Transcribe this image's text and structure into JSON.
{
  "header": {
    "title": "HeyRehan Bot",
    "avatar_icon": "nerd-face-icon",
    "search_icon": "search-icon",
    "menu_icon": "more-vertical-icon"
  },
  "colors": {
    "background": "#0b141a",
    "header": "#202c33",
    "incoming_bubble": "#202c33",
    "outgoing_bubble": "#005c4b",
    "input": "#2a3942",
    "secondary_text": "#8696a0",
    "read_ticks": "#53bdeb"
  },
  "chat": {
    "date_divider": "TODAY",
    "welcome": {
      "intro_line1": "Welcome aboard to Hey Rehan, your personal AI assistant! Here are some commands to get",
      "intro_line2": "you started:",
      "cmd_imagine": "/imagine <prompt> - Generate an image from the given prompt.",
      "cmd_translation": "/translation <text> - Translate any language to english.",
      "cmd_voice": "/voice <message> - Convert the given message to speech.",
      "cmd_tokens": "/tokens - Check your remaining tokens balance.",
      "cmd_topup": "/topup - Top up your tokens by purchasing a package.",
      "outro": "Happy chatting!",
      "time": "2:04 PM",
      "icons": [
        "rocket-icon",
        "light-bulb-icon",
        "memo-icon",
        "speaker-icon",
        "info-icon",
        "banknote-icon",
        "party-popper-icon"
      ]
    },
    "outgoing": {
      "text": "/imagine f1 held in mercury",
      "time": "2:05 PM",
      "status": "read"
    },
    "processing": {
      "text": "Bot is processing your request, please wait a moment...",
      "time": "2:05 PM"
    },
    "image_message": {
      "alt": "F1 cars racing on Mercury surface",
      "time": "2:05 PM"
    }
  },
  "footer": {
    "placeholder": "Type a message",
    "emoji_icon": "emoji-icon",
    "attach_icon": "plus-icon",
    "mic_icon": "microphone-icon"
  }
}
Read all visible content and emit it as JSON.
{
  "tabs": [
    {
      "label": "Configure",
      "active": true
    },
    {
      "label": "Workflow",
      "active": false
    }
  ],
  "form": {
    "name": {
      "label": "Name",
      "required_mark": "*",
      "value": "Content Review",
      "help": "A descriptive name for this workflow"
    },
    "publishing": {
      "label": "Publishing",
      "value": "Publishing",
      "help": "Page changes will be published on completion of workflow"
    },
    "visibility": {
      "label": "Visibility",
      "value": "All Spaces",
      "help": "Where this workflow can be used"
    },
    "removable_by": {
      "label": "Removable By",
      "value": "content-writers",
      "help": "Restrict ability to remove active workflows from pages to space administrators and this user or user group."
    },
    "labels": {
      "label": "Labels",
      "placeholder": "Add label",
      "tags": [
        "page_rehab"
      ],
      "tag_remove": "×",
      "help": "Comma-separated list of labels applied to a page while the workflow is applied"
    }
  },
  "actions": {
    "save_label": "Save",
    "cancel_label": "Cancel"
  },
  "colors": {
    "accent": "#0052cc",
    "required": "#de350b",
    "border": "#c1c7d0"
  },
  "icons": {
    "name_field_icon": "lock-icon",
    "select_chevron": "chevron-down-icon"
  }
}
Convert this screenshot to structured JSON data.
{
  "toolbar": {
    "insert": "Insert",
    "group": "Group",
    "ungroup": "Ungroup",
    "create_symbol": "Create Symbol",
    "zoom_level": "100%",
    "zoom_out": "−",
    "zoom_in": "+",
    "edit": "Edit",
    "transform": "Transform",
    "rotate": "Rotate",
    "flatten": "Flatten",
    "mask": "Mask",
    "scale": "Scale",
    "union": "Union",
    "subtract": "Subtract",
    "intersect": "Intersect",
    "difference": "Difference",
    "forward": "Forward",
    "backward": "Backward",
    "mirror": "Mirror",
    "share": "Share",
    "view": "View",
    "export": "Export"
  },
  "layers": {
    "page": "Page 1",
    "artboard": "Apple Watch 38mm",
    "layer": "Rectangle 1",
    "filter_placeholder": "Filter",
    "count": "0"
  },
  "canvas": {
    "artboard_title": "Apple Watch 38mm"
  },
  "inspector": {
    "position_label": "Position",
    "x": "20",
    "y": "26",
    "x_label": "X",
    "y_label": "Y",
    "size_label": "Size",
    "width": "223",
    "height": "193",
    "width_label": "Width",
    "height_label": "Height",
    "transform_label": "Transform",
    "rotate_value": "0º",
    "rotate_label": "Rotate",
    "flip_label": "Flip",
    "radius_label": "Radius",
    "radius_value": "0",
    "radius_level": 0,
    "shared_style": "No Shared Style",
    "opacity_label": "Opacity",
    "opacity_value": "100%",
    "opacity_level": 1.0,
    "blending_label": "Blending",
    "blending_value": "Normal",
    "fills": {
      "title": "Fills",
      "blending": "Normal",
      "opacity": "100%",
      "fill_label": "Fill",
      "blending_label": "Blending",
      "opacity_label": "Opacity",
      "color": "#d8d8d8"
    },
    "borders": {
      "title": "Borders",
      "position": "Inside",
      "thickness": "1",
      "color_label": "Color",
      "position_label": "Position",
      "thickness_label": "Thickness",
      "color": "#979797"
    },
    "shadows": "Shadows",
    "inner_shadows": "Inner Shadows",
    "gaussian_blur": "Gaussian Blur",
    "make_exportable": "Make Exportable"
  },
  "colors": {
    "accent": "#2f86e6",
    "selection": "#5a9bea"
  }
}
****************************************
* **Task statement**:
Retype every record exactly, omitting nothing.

* **Your response**:
Transcribe this image's text and structure into JSON.
{
  "header": {
    "title": "HeyRehan Bot",
    "avatar_icon": "nerd-face-icon",
    "search_icon": "search-icon",
    "menu_icon": "more-vertical-icon"
  },
  "colors": {
    "background": "#0b141a",
    "header": "#202c33",
    "incoming_bubble": "#202c33",
    "outgoing_bubble": "#005c4b",
    "input": "#2a3942",
    "secondary_text": "#8696a0",
    "read_ticks": "#53bdeb"
  },
  "chat": {
    "date_divider": "TODAY",
    "welcome": {
      "intro_line1": "Welcome aboard to Hey Rehan, your personal AI assistant! Here are some commands to get",
      "intro_line2": "you started:",
      "cmd_imagine": "/imagine <prompt> - Generate an image from the given prompt.",
      "cmd_translation": "/translation <text> - Translate any language to english.",
      "cmd_voice": "/voice <message> - Convert the given message to speech.",
      "cmd_tokens": "/tokens - Check your remaining tokens balance.",
      "cmd_topup": "/topup - Top up your tokens by purchasing a package.",
      "outro": "Happy chatting!",
      "time": "2:04 PM",
      "icons": [
        "rocket-icon",
        "light-bulb-icon",
        "memo-icon",
        "speaker-icon",
        "info-icon",
        "banknote-icon",
        "party-popper-icon"
      ]
    },
    "outgoing": {
      "text": "/imagine f1 held in mercury",
      "time": "2:05 PM",
      "status": "read"
    },
    "processing": {
      "text": "Bot is processing your request, please wait a moment...",
      "time": "2:05 PM"
    },
    "image_message": {
      "alt": "F1 cars racing on Mercury surface",
      "time": "2:05 PM"
    }
  },
  "footer": {
    "placeholder": "Type a message",
    "emoji_icon": "emoji-icon",
    "attach_icon": "plus-icon",
    "mic_icon": "microphone-icon"
  }
}
Read all visible content and emit it as JSON.
{
  "tabs": [
    {
      "label": "Configure",
      "active": true
    },
    {
      "label": "Workflow",
      "active": false
    }
  ],
  "form": {
    "name": {
      "label": "Name",
      "required_mark": "*",
      "value": "Content Review",
      "help": "A descriptive name for this workflow"
    },
    "publishing": {
      "label": "Publishing",
      "value": "Publishing",
      "help": "Page changes will be published on completion of workflow"
    },
    "visibility": {
      "label": "Visibility",
      "value": "All Spaces",
      "help": "Where this workflow can be used"
    },
    "removable_by": {
      "label": "Removable By",
      "value": "content-writers",
      "help": "Restrict ability to remove active workflows from pages to space administrators and this user or user group."
    },
    "labels": {
      "label": "Labels",
      "placeholder": "Add label",
      "tags": [
        "page_rehab"
      ],
      "tag_remove": "×",
      "help": "Comma-separated list of labels applied to a page while the workflow is applied"
    }
  },
  "actions": {
    "save_label": "Save",
    "cancel_label": "Cancel"
  },
  "colors": {
    "accent": "#0052cc",
    "required": "#de350b",
    "border": "#c1c7d0"
  },
  "icons": {
    "name_field_icon": "lock-icon",
    "select_chevron": "chevron-down-icon"
  }
}
Convert this screenshot to structured JSON data.
{
  "toolbar": {
    "insert": "Insert",
    "group": "Group",
    "ungroup": "Ungroup",
    "create_symbol": "Create Symbol",
    "zoom_level": "100%",
    "zoom_out": "−",
    "zoom_in": "+",
    "edit": "Edit",
    "transform": "Transform",
    "rotate": "Rotate",
    "flatten": "Flatten",
    "mask": "Mask",
    "scale": "Scale",
    "union": "Union",
    "subtract": "Subtract",
    "intersect": "Intersect",
    "difference": "Difference",
    "forward": "Forward",
    "backward": "Backward",
    "mirror": "Mirror",
    "share": "Share",
    "view": "View",
    "export": "Export"
  },
  "layers": {
    "page": "Page 1",
    "artboard": "Apple Watch 38mm",
    "layer": "Rectangle 1",
    "filter_placeholder": "Filter",
    "count": "0"
  },
  "canvas": {
    "artboard_title": "Apple Watch 38mm"
  },
  "inspector": {
    "position_label": "Position",
    "x": "20",
    "y": "26",
    "x_label": "X",
    "y_label": "Y",
    "size_label": "Size",
    "width": "223",
    "height": "193",
    "width_label": "Width",
    "height_label": "Height",
    "transform_label": "Transform",
    "rotate_value": "0º",
    "rotate_label": "Rotate",
    "flip_label": "Flip",
    "radius_label": "Radius",
    "radius_value": "0",
    "radius_level": 0,
    "shared_style": "No Shared Style",
    "opacity_label": "Opacity",
    "opacity_value": "100%",
    "opacity_level": 1.0,
    "blending_label": "Blending",
    "blending_value": "Normal",
    "fills": {
      "title": "Fills",
      "blending": "Normal",
      "opacity": "100%",
      "fill_label": "Fill",
      "blending_label": "Blending",
      "opacity_label": "Opacity",
      "color": "#d8d8d8"
    },
    "borders": {
      "title": "Borders",
      "position": "Inside",
      "thickness": "1",
      "color_label": "Color",
      "position_label": "Position",
      "thickness_label": "Thickness",
      "color": "#979797"
    },
    "shadows": "Shadows",
    "inner_shadows": "Inner Shadows",
    "gaussian_blur": "Gaussian Blur",
    "make_exportable": "Make Exportable"
  },
  "colors": {
    "accent": "#2f86e6",
    "selection": "#5a9bea"
  }
}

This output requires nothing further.